    Lessons for leadership and culture when doctors become second victims: a systematic literature review

    Willis, D. and Yarker, Joanna and Lewis, Rachel (2019) Lessons for leadership and culture when doctors become second victims: a systematic literature review. BMJ Leader , ISSN 2398-631X. (In Press)

    Full text not available from this repository.

    Abstract

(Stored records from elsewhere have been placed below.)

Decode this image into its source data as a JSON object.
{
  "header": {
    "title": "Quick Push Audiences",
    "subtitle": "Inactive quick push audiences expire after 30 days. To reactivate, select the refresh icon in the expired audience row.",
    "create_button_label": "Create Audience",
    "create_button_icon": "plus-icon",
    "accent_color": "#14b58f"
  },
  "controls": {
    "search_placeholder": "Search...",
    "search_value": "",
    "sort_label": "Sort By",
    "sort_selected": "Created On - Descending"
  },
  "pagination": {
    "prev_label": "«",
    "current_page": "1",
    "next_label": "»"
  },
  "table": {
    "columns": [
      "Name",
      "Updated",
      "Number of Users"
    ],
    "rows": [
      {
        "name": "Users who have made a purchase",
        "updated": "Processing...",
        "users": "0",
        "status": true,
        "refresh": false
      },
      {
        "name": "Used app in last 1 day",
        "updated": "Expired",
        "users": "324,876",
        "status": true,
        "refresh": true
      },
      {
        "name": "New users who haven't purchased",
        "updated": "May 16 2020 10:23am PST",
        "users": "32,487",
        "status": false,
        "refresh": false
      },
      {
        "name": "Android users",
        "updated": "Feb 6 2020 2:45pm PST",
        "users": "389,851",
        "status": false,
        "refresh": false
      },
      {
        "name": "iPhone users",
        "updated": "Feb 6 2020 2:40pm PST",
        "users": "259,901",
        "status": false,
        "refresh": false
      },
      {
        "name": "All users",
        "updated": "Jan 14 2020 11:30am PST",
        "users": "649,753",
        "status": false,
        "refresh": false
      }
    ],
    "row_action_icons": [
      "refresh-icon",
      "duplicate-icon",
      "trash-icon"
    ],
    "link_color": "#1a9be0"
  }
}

    This review set out to understand what leaders and organisational cultures can learn about supporting doctors who experience second victim phenomenon; the types, levels and availability of support offered; and the psychological symptoms experienced. A systematic review of keywords ‘Medical Error’ [MeSH], ‘Near Miss’, ‘Adverse Event’, ‘Second Victim’ and ‘Support’ was carried out using CINAHL Plus, Medline and Embase Classic and Embase 1947-2017 databases. Results show that poor organisational culture and leadership negatively influences and hinders doctors who make mistakes. Leaders who promote and create environments for open and constructive dialogue following adverse events enable the concept of fallibility and imperfection to be assimilated into new ways of learning. Guilt and fear are the most consistently reported psychological symptoms along with a perception of loss of professional respect and standing. Doctors often carry unresolved trauma for several years causing them to constantly relive an event. Unchecked, this can lead to poor relationships with colleagues and impact greatly on their ability to sleep and performance at work. The review concludes that a prevailing silence, exacerbated by poor organisational culture, inhibits proper disclosure to the first victim, the patient and family. It also impedes a healthy recovery trajectory for the doctor, the second victim. Leaders of organisations have a vital strategic and operational role in creating open, transparent and compassionate cultures where dialogue and understanding takes place for those affected by second victim phenomenon.

    Metadata

    Item Type: Article
    School: Birkbeck Schools and Departments > School of Business, Economics & Informatics > Organizational Psychology
    Depositing User: Administrator
    Date Deposited: 01 Aug 2019 14:28
    Last Modified: 01 Aug 2019 14:28
    URI: http://eprints.bbk.ac.uk/id/eprint/28404

    Statistics

    Downloads
    Activity Overview
    0Downloads
    85Hits

    Additional statistics are available via IRStats2.

    Archive Staff Only (login required)

    Edit/View Item Edit/View Item